uwas able to add 972 more homes that had families that paid property and sales tax to support general fund operations plus fees for services such as water, sewer, and garbage. Since the areas were essentially either contiguous to or surrounded by developed neighborhoods the city was able to add 3,000 residents without additional staff as they fit into existing police beats, fire station coverage, and garbage truck routes. Actually, the city was able to serve the new neighborhoods with less staff than they had before 2008 thanks in part to efficiencies and service level changes the city put in place. The additional revenue meant there were fees and taxes flowing into city coffers to avoid further staffing reductions.

ucreated new business for retailers and service firms as 3,000 residents were added while the economy retracted. Most neighboring cities, including Stockton and Modesto, added significantly less potential consumers for their local businesses during the height of the Great Recession.

The bonus bucks paid when permits are taken out for new homes will cover the$1 million construction tab for the Moffat Community Center on the southeast corner of Moffat Boulevard and Industrial Park Drive/Spreckels Avenue that is targeted for completion by Nov. 1. The center will primarily serve as the new home for the Veterans of Foreign Wars Jimmie Connors Post.

Bonus bucks over the years paid for the soccer lights at Woodward Park, Northgate Park soccer lighting, the skate park, traffic signals at the Tidewater Bike Path crossing at Louise Avenue and Lathrop Road, part of the cost of the Union Road fire station, and smaller endeavors.

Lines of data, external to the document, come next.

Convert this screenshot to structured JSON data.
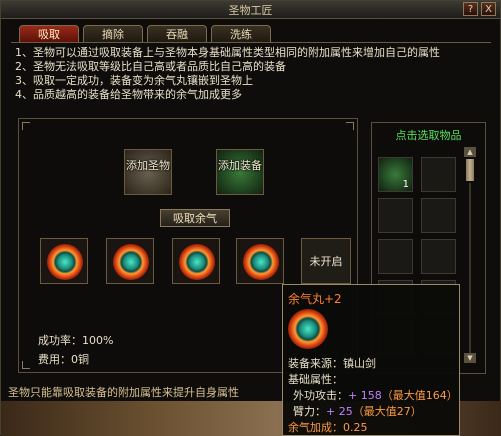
{
  "window": {
    "title": "圣物工匠",
    "help_label": "?",
    "close_label": "X"
  },
  "tabs": [
    {
      "label": "吸取",
      "active": true
    },
    {
      "label": "摘除",
      "active": false
    },
    {
      "label": "吞融",
      "active": false
    },
    {
      "label": "洗练",
      "active": false
    }
  ],
  "rules": [
    "1、圣物可以通过吸取装备上与圣物本身基础属性类型相同的附加属性来增加自己的属性",
    "2、圣物无法吸取等级比自己高或者品质比自己高的装备",
    "3、吸取一定成功，装备变为余气丸镶嵌到圣物上",
    "4、品质越高的装备给圣物带来的余气加成更多"
  ],
  "slots": {
    "relic_label": "添加圣物",
    "equip_label": "添加装备"
  },
  "absorb_button": "吸取余气",
  "orbs": {
    "count": 4,
    "locked_label": "未开启"
  },
  "stats": {
    "success_rate": "成功率：100%",
    "cost": "费用：0铜"
  },
  "right_panel": {
    "header": "点击选取物品",
    "item_count": "1"
  },
  "footer": "圣物只能靠吸取装备的附加属性来提升自身属性",
  "tooltip": {
    "title": "余气丸+2",
    "source": "装备来源：镇山剑",
    "base_attr_label": "基础属性：",
    "line1_label": "外功攻击：",
    "line1_value": "+ 158",
    "line1_max": "（最大值164）",
    "line2_label": "臂力：",
    "line2_value": "+ 25",
    "line2_max": "（最大值27）",
    "bonus": "余气加成：0.25"
  },
  "colors": {
    "active_tab": "#9a2a1a",
    "header_green": "#5ae05a",
    "tooltip_title": "#ff8030",
    "purple_value": "#c080ff"
  }
}
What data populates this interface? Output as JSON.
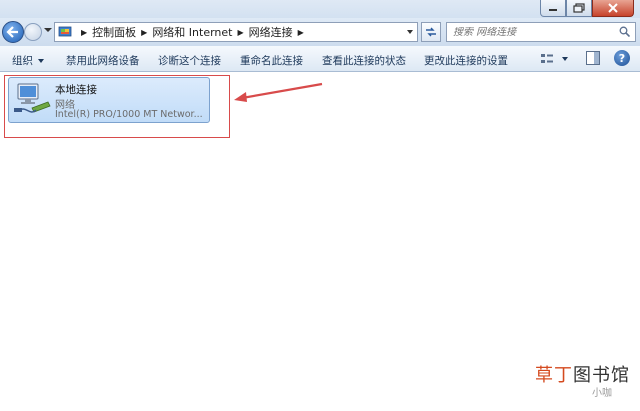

The biggest use was $12.2 million that was used over 10 years to plug budget shortfalls. Without the bonus bucks, the city would have been forced to cut even deeper into municipal staffing during the recession.

An amendment to the Oleander Estates development agreement is before the Manteca Planning Commission when they meet Tuesday at 7 p.m. at the Civic Center, 1001 W. Center St.

Raymus Homes has sold 199 lots to D.R. Horton Homes. The amendment makes the national home builders responsible for paying $5,000 per home or $995,000 in bonus bucks.

Raymus Homes has already paid $685,135 of the $1,660,000 they have agreed to pay for bonus bucks on the remaining 332 lots.

On Saturday, Raymus Homes broke ground on the neighborhood park in Oleander Estates named in honor of Charles O. Palmer II. Palmer was the first Mantecan to die in the Global War on Terror.